EU policy makers are jubilant, especially because these numbers are all up from a similar survey in 2009. "The fact that more than 3 out of 4 Europeans see improving energy efficiency as a way to create new jobs is a strong signal to Europe's decision makers," said Connie Hedegaard, European Commissioner for Climate Action. "I see this poll very much as an encouragement also for us in the Commission to continue fighting for ambitious and concrete climate action in Europe."
As federal prosecutors confirmed in a court filing Wednesday that a criminal investigation involving the recent raid on Gibson Guitar Corporation is now in motion, other American guitar makers are expressing concern for their own business operations. Gibson facilities in Memphis and Nashville were raided by federal agents on August 24, leaving the company with an estimated loss of $2 to $3 million.
Gibson’s alleged crime was a violation of the Lacey Act, a conservation law that aims to protect plants and wildlife from endangerment by enacting civil and criminal penalties for a throng of violations. Gibson is being charged for allegedly importing wood from a foreign country in violation of a 2008 amendment to the law that makes it unlawful "to import certain plants and plant products without an import declaration."

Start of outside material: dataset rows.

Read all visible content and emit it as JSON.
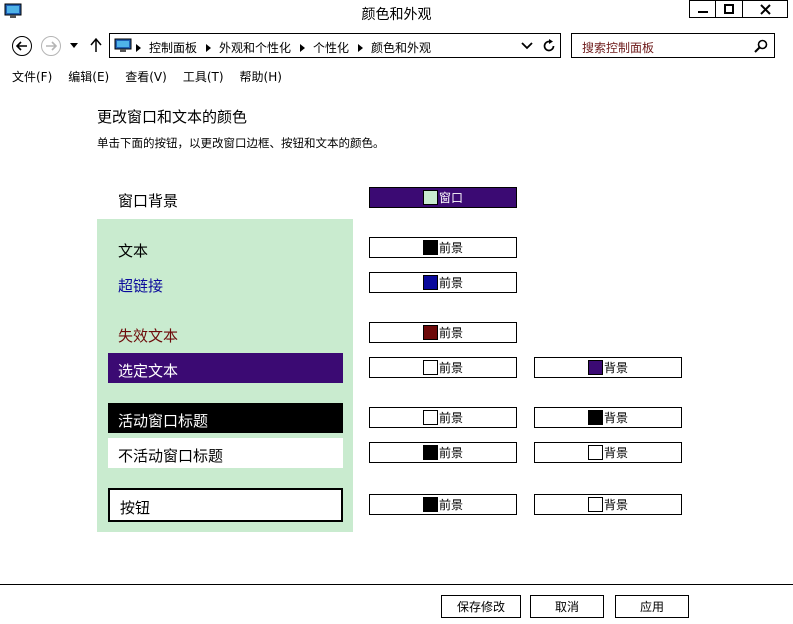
{
  "window": {
    "title": "颜色和外观"
  },
  "address_bar": {
    "breadcrumbs": [
      "控制面板",
      "外观和个性化",
      "个性化",
      "颜色和外观"
    ]
  },
  "search": {
    "placeholder": "搜索控制面板"
  },
  "menu": {
    "items": [
      "文件(F)",
      "编辑(E)",
      "查看(V)",
      "工具(T)",
      "帮助(H)"
    ]
  },
  "content": {
    "title": "更改窗口和文本的颜色",
    "description": "单击下面的按钮，以更改窗口边框、按钮和文本的颜色。"
  },
  "rows": {
    "window_bg": {
      "label": "窗口背景",
      "button": "窗口",
      "swatch": "#c9ebcf"
    },
    "text": {
      "label": "文本",
      "fg_label": "前景",
      "fg_swatch": "#000000"
    },
    "hyperlink": {
      "label": "超链接",
      "fg_label": "前景",
      "fg_swatch": "#0a0a9c"
    },
    "disabled_text": {
      "label": "失效文本",
      "fg_label": "前景",
      "fg_swatch": "#6d0a0a"
    },
    "selected_text": {
      "label": "选定文本",
      "fg_label": "前景",
      "fg_swatch": "#ffffff",
      "bg_label": "背景",
      "bg_swatch": "#3b0a73"
    },
    "active_title": {
      "label": "活动窗口标题",
      "fg_label": "前景",
      "fg_swatch": "#ffffff",
      "bg_label": "背景",
      "bg_swatch": "#000000"
    },
    "inactive_title": {
      "label": "不活动窗口标题",
      "fg_label": "前景",
      "fg_swatch": "#000000",
      "bg_label": "背景",
      "bg_swatch": "#ffffff"
    },
    "button": {
      "label": "按钮",
      "fg_label": "前景",
      "fg_swatch": "#000000",
      "bg_label": "背景",
      "bg_swatch": "#ffffff"
    }
  },
  "colors": {
    "panel_bg": "#c9ebcf",
    "hyperlink": "#0a0a9c",
    "disabled": "#6d0a0a",
    "selected_bg": "#3b0a73"
  },
  "footer": {
    "save": "保存修改",
    "cancel": "取消",
    "apply": "应用"
  }
}
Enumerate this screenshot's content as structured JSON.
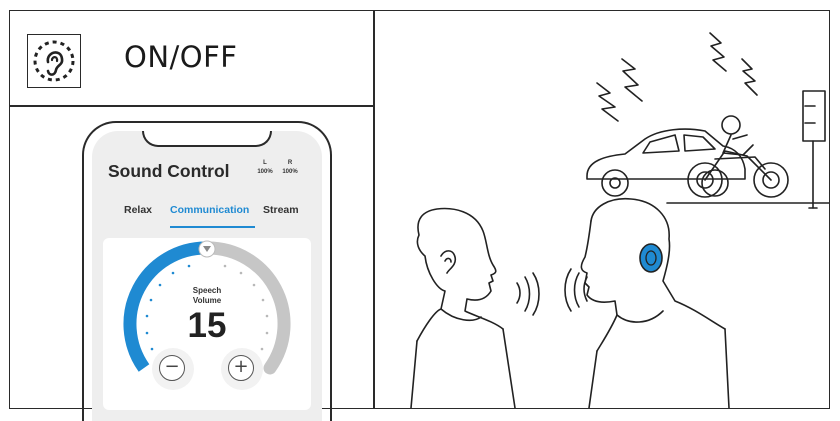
{
  "header": {
    "toggle_label": "ON/OFF"
  },
  "app": {
    "title": "Sound Control",
    "battery": [
      {
        "side": "L",
        "level": "100%"
      },
      {
        "side": "R",
        "level": "100%"
      }
    ],
    "tabs": [
      "Relax",
      "Communication",
      "Stream"
    ],
    "active_tab": "Communication",
    "control": {
      "label_line1": "Speech",
      "label_line2": "Volume",
      "value": "15",
      "minus_symbol": "−",
      "plus_symbol": "+"
    }
  },
  "icons": {
    "toggle": "ear-icon",
    "scene_earbud": "earbud-icon"
  },
  "colors": {
    "accent": "#1f8ad2",
    "track": "#c6c6c6"
  }
}
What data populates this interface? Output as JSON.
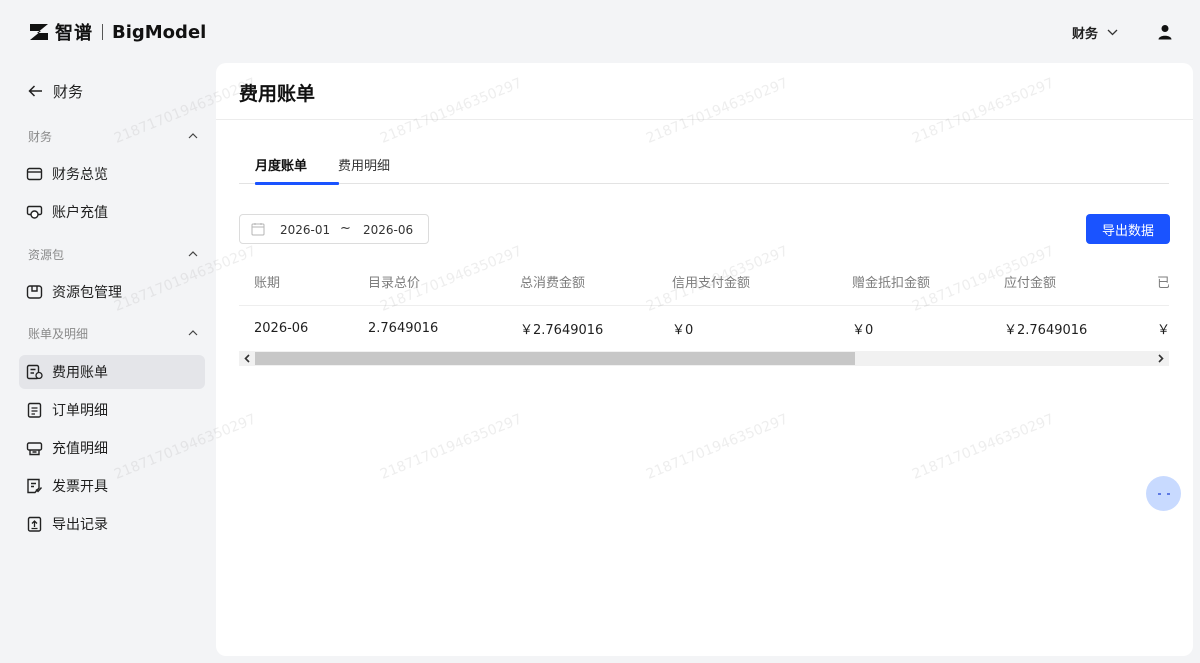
{
  "brand": {
    "logo_cn": "智谱",
    "logo_en": "BigModel",
    "accent": "#1a53ff"
  },
  "header": {
    "finance_menu": "财务"
  },
  "sidebar": {
    "back_label": "财务",
    "groups": [
      {
        "title": "财务",
        "items": [
          {
            "label": "财务总览",
            "icon": "wallet-icon"
          },
          {
            "label": "账户充值",
            "icon": "recharge-icon"
          }
        ]
      },
      {
        "title": "资源包",
        "items": [
          {
            "label": "资源包管理",
            "icon": "package-icon"
          }
        ]
      },
      {
        "title": "账单及明细",
        "items": [
          {
            "label": "费用账单",
            "icon": "bill-icon",
            "active": true
          },
          {
            "label": "订单明细",
            "icon": "order-icon"
          },
          {
            "label": "充值明细",
            "icon": "recharge-detail-icon"
          },
          {
            "label": "发票开具",
            "icon": "invoice-icon"
          },
          {
            "label": "导出记录",
            "icon": "export-icon"
          }
        ]
      }
    ]
  },
  "main": {
    "title": "费用账单",
    "tabs": [
      {
        "label": "月度账单",
        "active": true
      },
      {
        "label": "费用明细",
        "active": false
      }
    ],
    "date_range": {
      "start": "2026-01",
      "separator": "~",
      "end": "2026-06"
    },
    "export_label": "导出数据",
    "table": {
      "headers": [
        "账期",
        "目录总价",
        "总消费金额",
        "信用支付金额",
        "赠金抵扣金额",
        "应付金额",
        "已"
      ],
      "rows": [
        [
          "2026-06",
          "2.7649016",
          "￥2.7649016",
          "￥0",
          "￥0",
          "￥2.7649016",
          "￥"
        ]
      ]
    }
  },
  "watermark": "218717019463502​97"
}
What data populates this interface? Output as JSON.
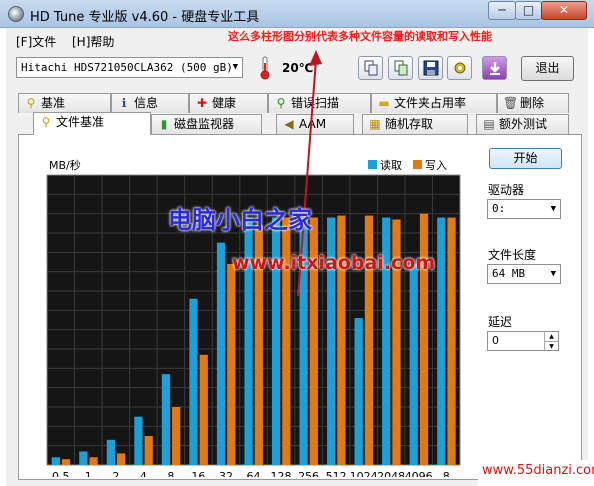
{
  "window": {
    "title": "HD Tune 专业版 v4.60 - 硬盘专业工具",
    "min_label": "─",
    "max_label": "□",
    "close_label": "✕"
  },
  "menu": {
    "file": "[F]文件",
    "help": "[H]帮助"
  },
  "annotation": "这么多柱形图分别代表多种文件容量的读取和写入性能",
  "toolbar": {
    "drive": "Hitachi HDS721050CLA362 (500 gB)",
    "temperature": "20℃",
    "exit_label": "退出",
    "icons": [
      "copy-info-icon",
      "copy-screenshot-icon",
      "save-icon",
      "options-icon",
      "download-icon"
    ]
  },
  "tabs_top": [
    {
      "label": "基准",
      "icon": "benchmark-icon"
    },
    {
      "label": "信息",
      "icon": "info-icon"
    },
    {
      "label": "健康",
      "icon": "health-icon"
    },
    {
      "label": "错误扫描",
      "icon": "error-scan-icon"
    },
    {
      "label": "文件夹占用率",
      "icon": "folder-usage-icon"
    },
    {
      "label": "删除",
      "icon": "erase-icon"
    }
  ],
  "tabs_bottom": [
    {
      "label": "文件基准",
      "icon": "file-benchmark-icon",
      "active": true
    },
    {
      "label": "磁盘监视器",
      "icon": "disk-monitor-icon"
    },
    {
      "label": "AAM",
      "icon": "speaker-icon"
    },
    {
      "label": "随机存取",
      "icon": "random-access-icon"
    },
    {
      "label": "额外测试",
      "icon": "extra-tests-icon"
    }
  ],
  "controls": {
    "start_label": "开始",
    "drive_label": "驱动器",
    "drive_value": "0:",
    "file_length_label": "文件长度",
    "file_length_value": "64 MB",
    "delay_label": "延迟",
    "delay_value": "0"
  },
  "colors": {
    "read": "#1ca0d8",
    "write": "#e07a14",
    "plot_bg": "#151515",
    "grid": "#3a3a3a"
  },
  "watermarks": {
    "name": "电脑小白之家",
    "url": "www.itxiaobai.com",
    "corner": "www.55dianzi.com"
  },
  "chart_data": {
    "type": "bar",
    "ylabel": "MB/秒",
    "ylim": [
      0,
      150
    ],
    "yticks": [
      50,
      100,
      150
    ],
    "categories": [
      "0.5",
      "1",
      "2",
      "4",
      "8",
      "16",
      "32",
      "64",
      "128",
      "256",
      "512",
      "1024",
      "2048",
      "4096",
      "8"
    ],
    "series": [
      {
        "name": "读取",
        "values": [
          4,
          7,
          13,
          25,
          47,
          86,
          115,
          128,
          128,
          128,
          128,
          76,
          128,
          104,
          128
        ]
      },
      {
        "name": "写入",
        "values": [
          3,
          4,
          6,
          15,
          30,
          57,
          104,
          124,
          128,
          128,
          129,
          129,
          127,
          130,
          128
        ]
      }
    ],
    "legend": "top-right",
    "grid": true
  }
}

U.S. Attorney Jerry Martin declined to provide specific details on the investigation, but the prosecutor’s documents identify that the federal government can "seek criminal fines and imprisonment for knowing violations of the Lacey Act." The imported wood seized by federal agents came from India, and authorities are deeming the wood illegal ebony and rosewood.
Time Magazine is accusing climate change deniers of a vast right-wing conspiracy of deceit that threatens to subvert efforts protecting the Earth from eco-catastrophe. In "Who's Bankrolling the Climate-Change Deniers?" Bryan Walsh bemoans the fact that only a few years ago Republicans such as John McCain and Mitt Romney supported government cap-and-trade programs to restrict industrial emissions of so-called greenhouse gases (GHG) but are now backpedaling. He cites polls showing a growing number of conservatives in the deniers' camp. "That's deeply troubling," Walsh laments, "... despite an overwhelming scientific consensus" confirming imminent calamity.
He highlights two sociologists who blame "climate denialism" on long-term efforts of "conservative groups and corporations to distort global-warming science." Walsh quotes their article in The Oxford Handbook of Climate Change and Society, in which the sociologists claim, "Contrarian scientists, fossil-fuel corporations, conservative think tanks and various front groups have assaulted mainstream climate science and scientists for over two decades. The blows have been struck by a well-funded, highly complex and relatively coordinated denial machine."
Missing from Walsh's diatribe is any actual proof of a well-heeled denial machine or the "settled scientific truth" of climate change.
The science journal Nature is making headlines this week with news of the largest hole in the ozone layer over the North Pole in history, rivaling the size of its well known Antarctic cousin. Researchers credit this "unprecedented Arctic ozone loss" to "unusually long-lasting cold conditions" in the stratosphere at a time when their colleagues are in turmoil over melting Arctic sea ice a few miles below, supposedly caused by man-made global warming. Of course, humans are also responsible for the chilly stratosphere, they say. With sky-is-falling overtones the article's authors warn, "We cannot at present predict when such severe Arctic ozone depletion may be matched or exceeded."
Nor do they know when such levels have been matched or exceeded in the past. The NASA satellite record goes back only to 1979, according to meteorologist and weather technology expert Anthony Watts. That amounts to little more than 30 years of data, which can hardly be considered a baseline for making doomsday predictions and framing public policy.